Not all countries improved at the same rate, he added.
In the United States, the decline was about on a par with the global average. But financial Trojan activity did not drop as much in Japan, China, and South Korea.
"The attackers moved to different markets because it's starting to get more difficult to get money out of the US or UK-based financial institutions," he said.
However, the US is still the primary target for cybercriminals, he added.
Last year, financial Trojans compromised the computers of 4.1 million individual users, with variants of the Trojan.Zbot malware accounting for about 4 million of that number.
Nearly a million of those compromised computers were in the U.S., followed by the U.K. with just under 400,000, and Germany with 300,000.
A total of 595 financial U.S. financial institutions were targeted last year including one bank that unfortunately was targeted by 95 percent of all Trojans because the malware authors used it as a model for how to set up attacks.
Wueest declined to provide the name of that bank.
Meanwhile, although mobile payments and digital currencies were in the news last year, neither was a major target for cybercriminals.
"Bitcoin's market value is still high enough that we would expect more attacks against people using it," he said. "But, to our surprise, we haven't see a lot of attackers going after Bitcoin."
One reason, he suggested, is the Bitcoin users haven't hit critical mass, and the effort of writing malware targeting it is not currently worth it.
"Attackers are still making enough money from banking accounts," he said. "And if you infect someone's laptop, the chances of them using online banking is pretty high. But the percentage of people using digital currency is really a tiny fraction."
Meanwhile, as Apple, Google and Samsung begin to roll out mobile payments, he expects to see criminals to start paying attention soon.

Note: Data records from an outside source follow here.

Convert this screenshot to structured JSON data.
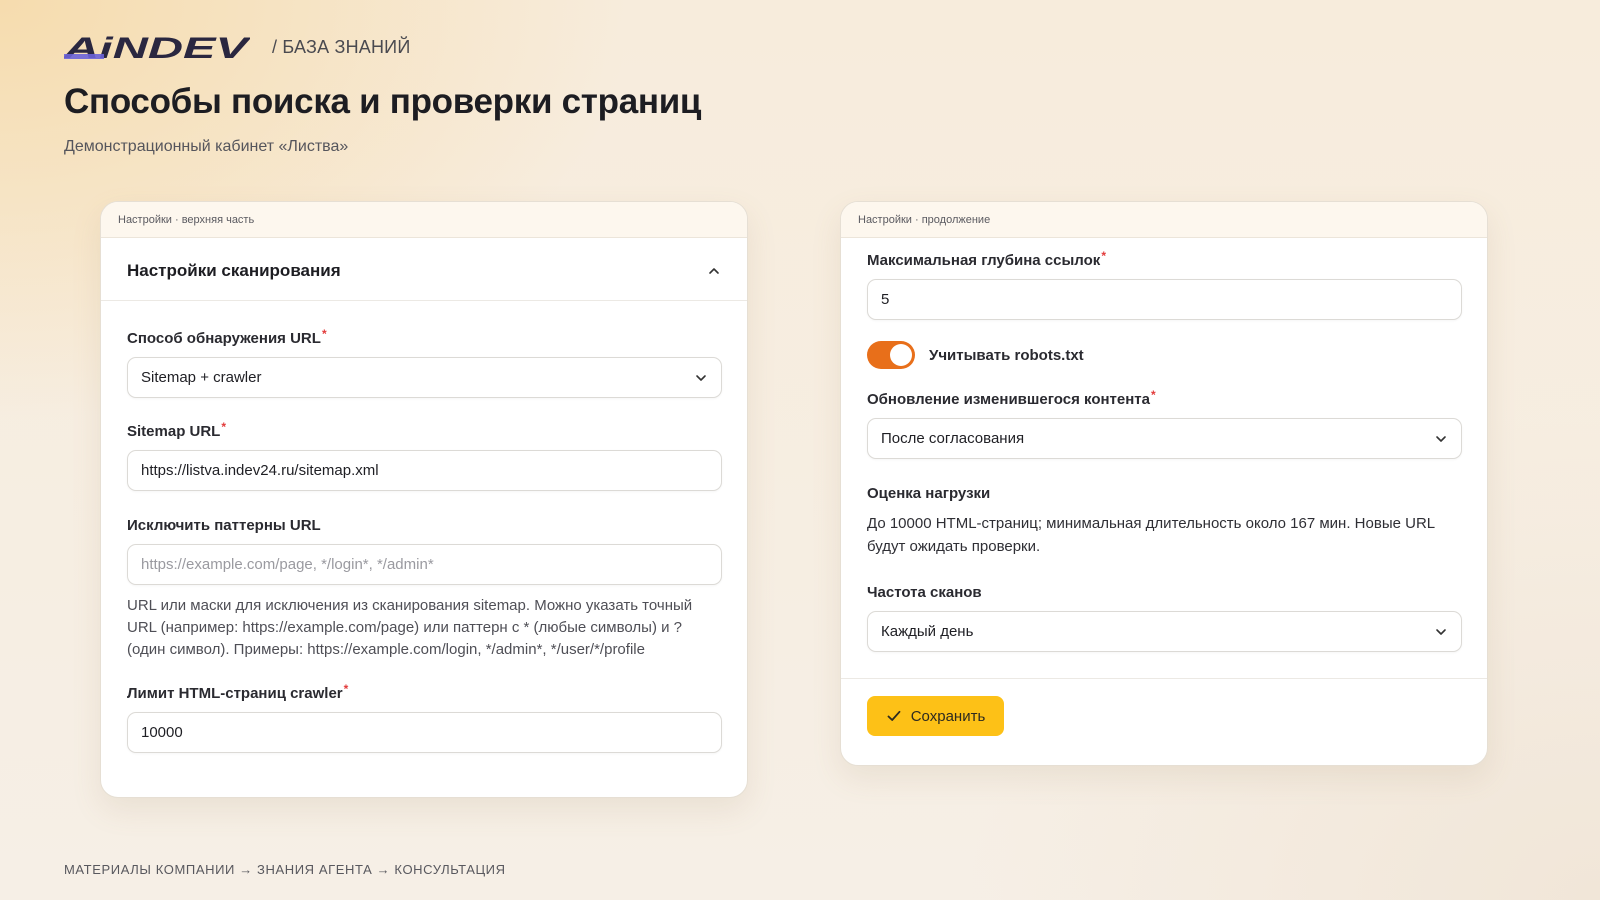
{
  "header": {
    "logo_text": "AiNDEV",
    "crumb": "/ БАЗА ЗНАНИЙ",
    "title": "Способы поиска и проверки страниц",
    "subtitle": "Демонстрационный кабинет «Листва»"
  },
  "left_card": {
    "topbar": "Настройки · верхняя часть",
    "section_title": "Настройки сканирования",
    "discovery": {
      "label": "Способ обнаружения URL",
      "value": "Sitemap + crawler"
    },
    "sitemap": {
      "label": "Sitemap URL",
      "value": "https://listva.indev24.ru/sitemap.xml"
    },
    "exclude": {
      "label": "Исключить паттерны URL",
      "placeholder": "https://example.com/page, */login*, */admin*",
      "help": "URL или маски для исключения из сканирования sitemap. Можно указать точный URL (например: https://example.com/page) или паттерн с * (любые символы) и ? (один символ). Примеры: https://example.com/login, */admin*, */user/*/profile"
    },
    "limit": {
      "label": "Лимит HTML-страниц crawler",
      "value": "10000"
    }
  },
  "right_card": {
    "topbar": "Настройки · продолжение",
    "depth": {
      "label": "Максимальная глубина ссылок",
      "value": "5"
    },
    "robots": {
      "label": "Учитывать robots.txt",
      "checked": true
    },
    "update": {
      "label": "Обновление изменившегося контента",
      "value": "После согласования"
    },
    "load": {
      "label": "Оценка нагрузки",
      "text": "До 10000 HTML-страниц; минимальная длительность около 167 мин. Новые URL будут ожидать проверки."
    },
    "frequency": {
      "label": "Частота сканов",
      "value": "Каждый день"
    },
    "save_label": "Сохранить"
  },
  "footer": "МАТЕРИАЛЫ КОМПАНИИ → ЗНАНИЯ АГЕНТА → КОНСУЛЬТАЦИЯ",
  "colors": {
    "accent_orange": "#e86f1a",
    "save_yellow": "#fdc117",
    "required_red": "#e23b3b",
    "logo_purple": "#6c63d8",
    "logo_dark": "#2a2740"
  },
  "icons": [
    "chevron-up-icon",
    "chevron-down-icon",
    "check-icon"
  ]
}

"At the moment, we haven't seen the Trojans targeting those yet," he said. "But we do expect this year for attackers to look into it. If you can infect a mobile phone that can be used as a credit card, that is real money for attackers."